# [DATA EXTRACTS]
[Start of section]
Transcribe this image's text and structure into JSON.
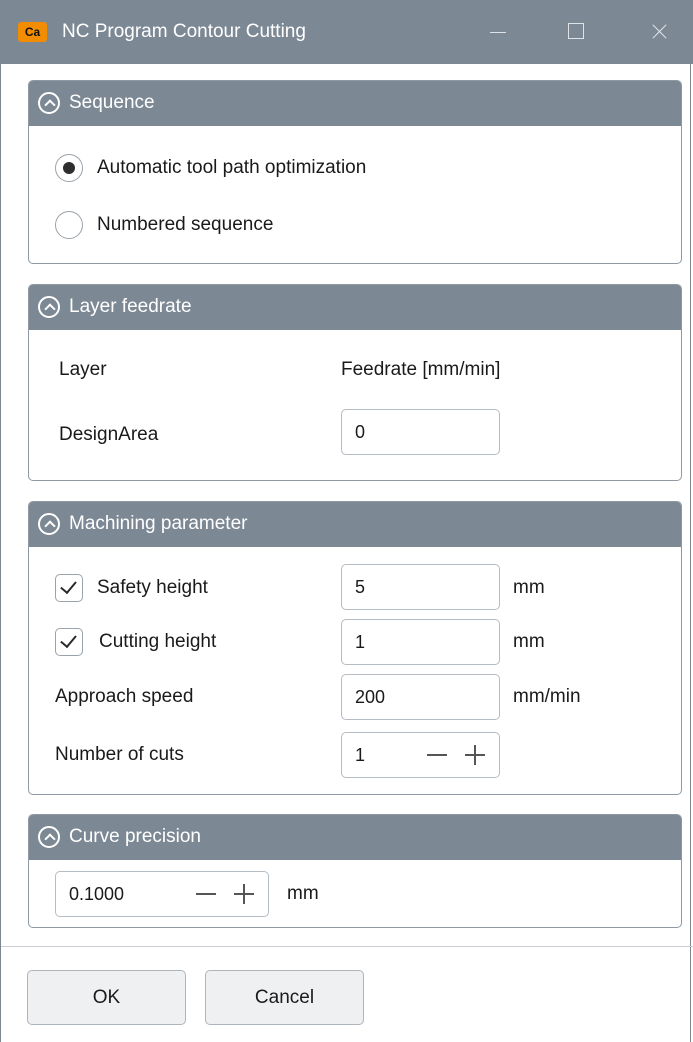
{
  "window": {
    "title": "NC Program Contour Cutting",
    "app_icon_text": "Ca",
    "accent_color": "#7c8894",
    "app_icon_color": "#f28c00"
  },
  "sequence": {
    "title": "Sequence",
    "options": [
      {
        "label": "Automatic tool path optimization",
        "checked": true
      },
      {
        "label": "Numbered sequence",
        "checked": false
      }
    ]
  },
  "layer_feedrate": {
    "title": "Layer feedrate",
    "col_layer": "Layer",
    "col_feedrate": "Feedrate [mm/min]",
    "rows": [
      {
        "layer": "DesignArea",
        "feedrate": "0"
      }
    ]
  },
  "machining": {
    "title": "Machining parameter",
    "safety_height": {
      "label": "Safety height",
      "value": "5",
      "unit": "mm",
      "checked": true
    },
    "cutting_height": {
      "label": "Cutting height",
      "value": "1",
      "unit": "mm",
      "checked": true
    },
    "approach_speed": {
      "label": "Approach speed",
      "value": "200",
      "unit": "mm/min"
    },
    "number_of_cuts": {
      "label": "Number of cuts",
      "value": "1"
    }
  },
  "curve_precision": {
    "title": "Curve precision",
    "value": "0.1000",
    "unit": "mm"
  },
  "buttons": {
    "ok": "OK",
    "cancel": "Cancel"
  }
}
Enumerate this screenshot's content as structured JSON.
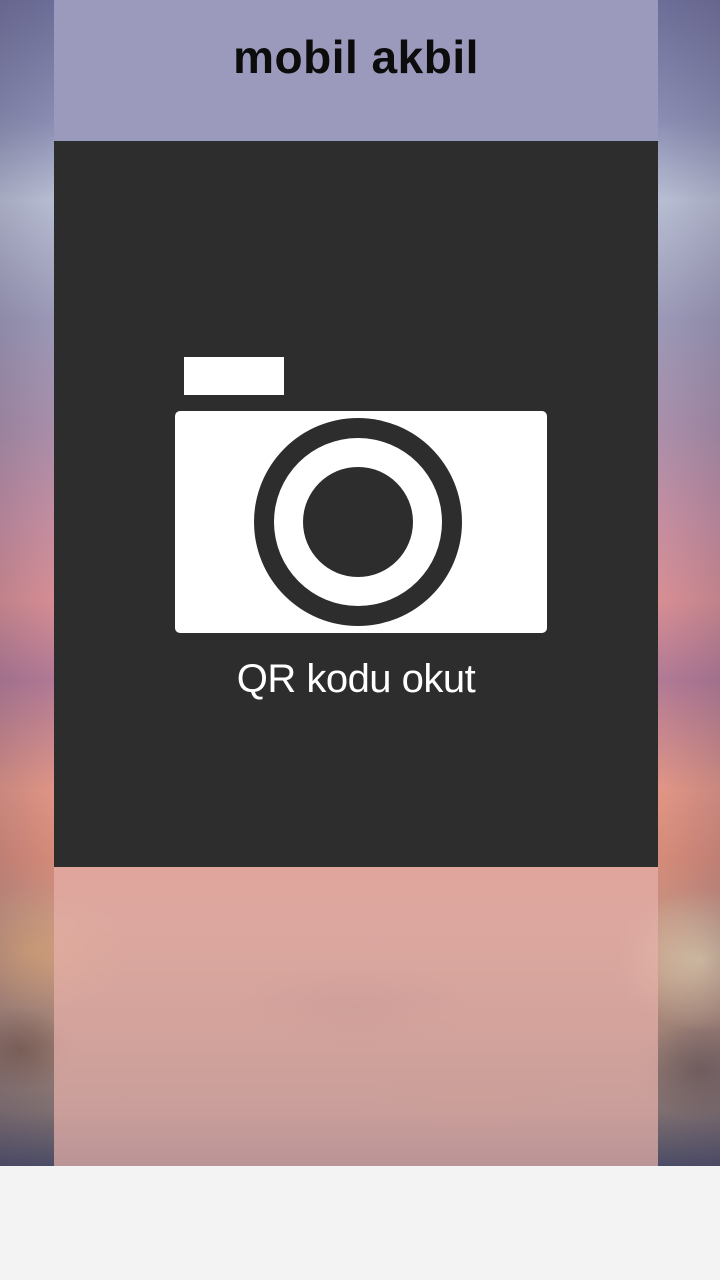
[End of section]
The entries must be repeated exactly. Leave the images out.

# [OUTPUT]
Transcribe this image's text and structure into JSON.
{
  "window": {
    "title": "NC Program Contour Cutting",
    "app_icon_text": "Ca",
    "accent_color": "#7c8894",
    "app_icon_color": "#f28c00"
  },
  "sequence": {
    "title": "Sequence",
    "options": [
      {
        "label": "Automatic tool path optimization",
        "checked": true
      },
      {
        "label": "Numbered sequence",
        "checked": false
      }
    ]
  },
  "layer_feedrate": {
    "title": "Layer feedrate",
    "col_layer": "Layer",
    "col_feedrate": "Feedrate [mm/min]",
    "rows": [
      {
        "layer": "DesignArea",
        "feedrate": "0"
      }
    ]
  },
  "machining": {
    "title": "Machining parameter",
    "safety_height": {
      "label": "Safety height",
      "value": "5",
      "unit": "mm",
      "checked": true
    },
    "cutting_height": {
      "label": "Cutting height",
      "value": "1",
      "unit": "mm",
      "checked": true
    },
    "approach_speed": {
      "label": "Approach speed",
      "value": "200",
      "unit": "mm/min"
    },
    "number_of_cuts": {
      "label": "Number of cuts",
      "value": "1"
    }
  },
  "curve_precision": {
    "title": "Curve precision",
    "value": "0.1000",
    "unit": "mm"
  },
  "buttons": {
    "ok": "OK",
    "cancel": "Cancel"
  }
}
Enumerate this screenshot's content as structured JSON.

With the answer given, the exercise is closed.